Numero was invented in 1993 by East Cannington resident Frank Drysdale, who came up with the card game to play with his grandchildren.
Mr Drysdale’s daughter, Julie Richards, said his grandchildren would visit him following his diagnosis with Alzheimer’s disease as a way to keep his mind active, and through those sessions he developed the game.
After realising how much fun it was to play, he worked with his family to turn it into fully-fledged product and gifted the rights – and future profits – to Alzheimer’s WA.
“He said, ‘I’m going to gift it to charity, I don’t need the money, they do,’” the Oakford resident said.
“It was as simple as that; he would give you the shirt off his back if you needed it.”
Having taken up her father’s legacy to publish, promote and host school competitions for Numero, Julie spoke excitedly about Wednesday’s challenge at Duncraig SHS.
“It was so close, extremely close, the Carey Baptist College team won by only five points.
“The runner up was Duncraig SHS and third place went to Perth Modern School.

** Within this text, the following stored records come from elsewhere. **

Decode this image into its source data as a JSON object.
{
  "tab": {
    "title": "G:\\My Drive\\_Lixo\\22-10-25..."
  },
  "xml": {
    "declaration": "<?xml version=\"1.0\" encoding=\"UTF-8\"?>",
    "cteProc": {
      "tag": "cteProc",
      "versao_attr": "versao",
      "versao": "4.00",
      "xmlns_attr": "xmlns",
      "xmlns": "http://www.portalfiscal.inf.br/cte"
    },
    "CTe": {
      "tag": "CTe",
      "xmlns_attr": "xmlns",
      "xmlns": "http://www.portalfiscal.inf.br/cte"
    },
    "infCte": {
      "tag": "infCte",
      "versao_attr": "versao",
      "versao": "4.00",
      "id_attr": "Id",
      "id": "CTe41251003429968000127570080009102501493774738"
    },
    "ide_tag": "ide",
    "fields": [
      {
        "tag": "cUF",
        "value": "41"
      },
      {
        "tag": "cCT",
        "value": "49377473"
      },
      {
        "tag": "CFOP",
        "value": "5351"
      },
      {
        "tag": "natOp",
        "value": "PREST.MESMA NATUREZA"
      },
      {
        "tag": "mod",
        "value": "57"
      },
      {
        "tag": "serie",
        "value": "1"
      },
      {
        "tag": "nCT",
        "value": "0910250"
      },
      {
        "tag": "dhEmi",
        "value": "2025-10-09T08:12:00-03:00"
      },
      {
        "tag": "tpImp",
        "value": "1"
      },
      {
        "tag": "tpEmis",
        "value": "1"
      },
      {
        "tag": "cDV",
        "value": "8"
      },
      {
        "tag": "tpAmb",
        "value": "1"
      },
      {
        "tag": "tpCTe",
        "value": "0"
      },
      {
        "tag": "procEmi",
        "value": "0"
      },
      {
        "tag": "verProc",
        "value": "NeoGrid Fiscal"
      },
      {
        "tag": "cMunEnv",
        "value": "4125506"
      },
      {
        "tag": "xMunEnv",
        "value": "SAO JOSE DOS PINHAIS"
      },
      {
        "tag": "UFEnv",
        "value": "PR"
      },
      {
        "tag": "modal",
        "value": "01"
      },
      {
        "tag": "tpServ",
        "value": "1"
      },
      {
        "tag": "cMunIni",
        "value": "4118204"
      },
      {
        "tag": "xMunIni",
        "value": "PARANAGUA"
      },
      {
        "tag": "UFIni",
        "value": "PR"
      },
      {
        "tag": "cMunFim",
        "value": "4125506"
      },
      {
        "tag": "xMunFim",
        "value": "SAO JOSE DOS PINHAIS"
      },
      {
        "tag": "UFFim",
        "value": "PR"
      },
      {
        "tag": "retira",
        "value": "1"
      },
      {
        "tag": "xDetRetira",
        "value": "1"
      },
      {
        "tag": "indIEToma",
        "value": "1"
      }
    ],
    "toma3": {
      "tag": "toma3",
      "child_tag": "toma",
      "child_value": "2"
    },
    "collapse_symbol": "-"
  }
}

“It was great fun, it’s always fun. The sportsmanship and behaviour of these students is second-to-none.
“To see the comradery between schools, they all talk to each other, you see hands being shaken at the end of each game, it’s phenomenal,” Julie said.
Having proven a hit in schools, Numero is the subject of two, annual, interschool competitions – the AFG Interschool Primary Numero Challenge and the Frank Drysdale Secondary Interschool Numero Challenge – that have been running for decades under the sponsorship of local education resource business, Campion Education.
Head of Maths at Carey Baptist College said students at the school have been playing Numero since 2007.
“I have a Numero group on a Thursday, about 15 or so kids come and play in groups at lunch time.
“It’s very good for kids practising their mentals skills, practising their tables as they do it, using square roots and cube roots and all of that.
“You’ve got to think, ‘I’m going to add those two together, then multiply them with this’ – it’s challenging for those top students, there are some brilliant plays you can do.
“A lot of our kids enjoy playing Uno but there isn’t the mental stimulation there. With Numero it’s a lot more stimulating and academic.”
With a tireless schedule revolving around her advocacy of the game, Julie has recently received a grant to develop a software application for Numero.
“It will allow students to play the game virtually against the computer or against another student within their school,” Julie said.
“It will also allow the student to play a solitaire version of Numero. Both these options will benefit the real-world version of the game, which will continue to develop the maths conversations, socialisation and dexterity required to play Numero with the actual cards.
“At the end of the event on Wednesday, the Kelmscott SHS team had to wait for their bus and do you know what they were doing? They were playing Numero,” Julie said.
“We lost Dad 11 years ago but I like to think he’s still pleased with what’s happening.”